What this task involves:
Search the entries for the word "JSON". Copy every line that holds it.

(Extracted entries)

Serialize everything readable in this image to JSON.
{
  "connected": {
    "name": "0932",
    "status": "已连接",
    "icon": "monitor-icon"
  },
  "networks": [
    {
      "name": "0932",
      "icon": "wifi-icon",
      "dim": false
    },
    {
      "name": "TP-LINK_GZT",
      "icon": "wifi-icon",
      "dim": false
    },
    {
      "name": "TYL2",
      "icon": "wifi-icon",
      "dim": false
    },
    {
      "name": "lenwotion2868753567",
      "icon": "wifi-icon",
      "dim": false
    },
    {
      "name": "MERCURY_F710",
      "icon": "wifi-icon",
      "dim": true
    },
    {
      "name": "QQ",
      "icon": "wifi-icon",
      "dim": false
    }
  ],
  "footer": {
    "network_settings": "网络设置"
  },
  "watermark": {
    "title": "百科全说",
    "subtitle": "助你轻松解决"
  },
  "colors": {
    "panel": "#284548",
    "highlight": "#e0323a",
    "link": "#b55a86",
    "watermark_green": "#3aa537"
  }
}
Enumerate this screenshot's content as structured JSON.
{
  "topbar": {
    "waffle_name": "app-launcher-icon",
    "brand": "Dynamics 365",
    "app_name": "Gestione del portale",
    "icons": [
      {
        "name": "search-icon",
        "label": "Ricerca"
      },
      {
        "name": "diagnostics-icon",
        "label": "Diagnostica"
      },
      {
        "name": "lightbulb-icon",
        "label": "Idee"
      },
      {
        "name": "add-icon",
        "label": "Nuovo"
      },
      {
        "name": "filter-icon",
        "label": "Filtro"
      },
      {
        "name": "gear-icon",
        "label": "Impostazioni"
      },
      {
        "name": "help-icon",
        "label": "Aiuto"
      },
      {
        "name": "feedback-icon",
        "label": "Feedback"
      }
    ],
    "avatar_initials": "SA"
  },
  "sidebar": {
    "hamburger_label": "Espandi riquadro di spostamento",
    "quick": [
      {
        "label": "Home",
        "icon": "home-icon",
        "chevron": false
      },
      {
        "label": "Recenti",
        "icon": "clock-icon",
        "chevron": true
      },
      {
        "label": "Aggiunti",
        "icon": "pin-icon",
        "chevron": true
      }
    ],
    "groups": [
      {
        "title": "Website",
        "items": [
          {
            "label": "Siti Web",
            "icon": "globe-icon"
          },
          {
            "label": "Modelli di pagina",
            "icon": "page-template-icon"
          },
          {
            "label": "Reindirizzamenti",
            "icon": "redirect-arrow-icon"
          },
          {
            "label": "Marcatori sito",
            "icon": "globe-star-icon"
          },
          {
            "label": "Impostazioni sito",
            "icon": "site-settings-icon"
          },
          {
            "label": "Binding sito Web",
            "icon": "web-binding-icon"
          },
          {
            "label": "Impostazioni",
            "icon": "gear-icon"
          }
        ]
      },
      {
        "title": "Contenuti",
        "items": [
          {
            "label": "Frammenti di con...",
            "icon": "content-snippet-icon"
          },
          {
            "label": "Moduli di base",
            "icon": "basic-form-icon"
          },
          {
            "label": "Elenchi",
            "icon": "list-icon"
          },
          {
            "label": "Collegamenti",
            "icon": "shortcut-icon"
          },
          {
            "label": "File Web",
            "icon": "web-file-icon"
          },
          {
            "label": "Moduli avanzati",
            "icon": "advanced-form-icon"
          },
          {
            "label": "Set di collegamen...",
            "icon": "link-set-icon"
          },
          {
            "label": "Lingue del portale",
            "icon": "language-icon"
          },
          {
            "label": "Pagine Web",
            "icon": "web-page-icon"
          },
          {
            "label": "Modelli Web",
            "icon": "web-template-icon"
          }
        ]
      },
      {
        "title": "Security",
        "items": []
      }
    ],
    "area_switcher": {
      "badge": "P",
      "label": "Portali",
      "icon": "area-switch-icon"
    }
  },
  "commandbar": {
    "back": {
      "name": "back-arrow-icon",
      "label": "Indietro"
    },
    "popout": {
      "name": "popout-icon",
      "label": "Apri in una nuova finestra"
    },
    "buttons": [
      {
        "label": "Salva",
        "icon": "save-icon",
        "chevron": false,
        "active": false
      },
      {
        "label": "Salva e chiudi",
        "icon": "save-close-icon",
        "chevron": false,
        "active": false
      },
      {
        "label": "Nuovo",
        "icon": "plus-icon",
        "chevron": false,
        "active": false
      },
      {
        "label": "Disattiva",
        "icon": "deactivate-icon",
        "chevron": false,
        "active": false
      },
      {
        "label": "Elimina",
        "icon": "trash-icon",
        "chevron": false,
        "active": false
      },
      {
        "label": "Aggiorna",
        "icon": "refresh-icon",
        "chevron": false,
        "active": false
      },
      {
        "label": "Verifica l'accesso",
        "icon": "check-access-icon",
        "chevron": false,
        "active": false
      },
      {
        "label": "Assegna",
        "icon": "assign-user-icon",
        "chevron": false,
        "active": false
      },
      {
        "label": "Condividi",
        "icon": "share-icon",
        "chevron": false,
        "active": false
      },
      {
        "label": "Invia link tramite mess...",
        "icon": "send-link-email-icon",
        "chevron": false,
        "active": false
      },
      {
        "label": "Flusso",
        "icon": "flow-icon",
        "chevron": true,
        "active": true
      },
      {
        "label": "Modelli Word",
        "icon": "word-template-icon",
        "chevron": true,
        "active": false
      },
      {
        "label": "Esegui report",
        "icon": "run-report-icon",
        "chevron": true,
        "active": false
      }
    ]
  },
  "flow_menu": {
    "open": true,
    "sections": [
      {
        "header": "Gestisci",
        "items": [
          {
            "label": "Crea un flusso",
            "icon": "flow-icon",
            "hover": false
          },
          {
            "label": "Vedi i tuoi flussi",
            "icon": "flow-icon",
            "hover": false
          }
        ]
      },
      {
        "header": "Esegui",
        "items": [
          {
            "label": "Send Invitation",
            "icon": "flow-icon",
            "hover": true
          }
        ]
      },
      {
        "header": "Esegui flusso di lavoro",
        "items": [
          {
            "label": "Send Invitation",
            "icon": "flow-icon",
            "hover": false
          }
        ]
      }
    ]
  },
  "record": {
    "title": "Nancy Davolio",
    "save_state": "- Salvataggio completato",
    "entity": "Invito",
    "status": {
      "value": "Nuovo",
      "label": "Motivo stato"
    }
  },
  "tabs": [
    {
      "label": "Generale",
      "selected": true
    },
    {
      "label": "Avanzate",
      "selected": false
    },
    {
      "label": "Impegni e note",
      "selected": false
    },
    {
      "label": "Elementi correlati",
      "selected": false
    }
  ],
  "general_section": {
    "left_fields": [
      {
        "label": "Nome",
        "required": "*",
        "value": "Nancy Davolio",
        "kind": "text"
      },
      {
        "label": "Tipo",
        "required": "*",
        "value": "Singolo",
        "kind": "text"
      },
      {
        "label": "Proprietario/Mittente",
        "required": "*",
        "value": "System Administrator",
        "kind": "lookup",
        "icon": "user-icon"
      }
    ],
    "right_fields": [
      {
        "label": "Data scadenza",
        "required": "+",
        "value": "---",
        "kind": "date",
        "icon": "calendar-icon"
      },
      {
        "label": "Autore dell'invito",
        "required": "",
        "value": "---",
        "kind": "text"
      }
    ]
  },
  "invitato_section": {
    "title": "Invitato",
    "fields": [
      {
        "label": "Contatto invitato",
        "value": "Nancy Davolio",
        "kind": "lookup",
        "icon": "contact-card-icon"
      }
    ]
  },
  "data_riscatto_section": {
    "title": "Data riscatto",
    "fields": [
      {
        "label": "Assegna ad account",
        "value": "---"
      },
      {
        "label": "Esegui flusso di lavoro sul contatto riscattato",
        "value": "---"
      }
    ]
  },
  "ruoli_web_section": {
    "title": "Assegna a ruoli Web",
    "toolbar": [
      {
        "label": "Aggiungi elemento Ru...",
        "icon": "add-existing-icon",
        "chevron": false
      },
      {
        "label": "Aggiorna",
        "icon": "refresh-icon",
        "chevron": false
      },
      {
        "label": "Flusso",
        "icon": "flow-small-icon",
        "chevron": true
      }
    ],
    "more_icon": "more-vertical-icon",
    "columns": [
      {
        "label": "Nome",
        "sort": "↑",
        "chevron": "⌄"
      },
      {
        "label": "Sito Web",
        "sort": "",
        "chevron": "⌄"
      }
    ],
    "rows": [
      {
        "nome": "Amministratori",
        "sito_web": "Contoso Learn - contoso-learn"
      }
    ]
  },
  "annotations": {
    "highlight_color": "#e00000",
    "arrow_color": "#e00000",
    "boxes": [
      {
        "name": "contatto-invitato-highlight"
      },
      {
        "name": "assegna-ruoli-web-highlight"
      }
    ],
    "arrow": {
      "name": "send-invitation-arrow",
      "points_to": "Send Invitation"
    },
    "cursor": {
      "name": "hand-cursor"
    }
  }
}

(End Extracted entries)

Exercise answer:
Serialize everything readable in this image to JSON.
Enumerate this screenshot's content as structured JSON.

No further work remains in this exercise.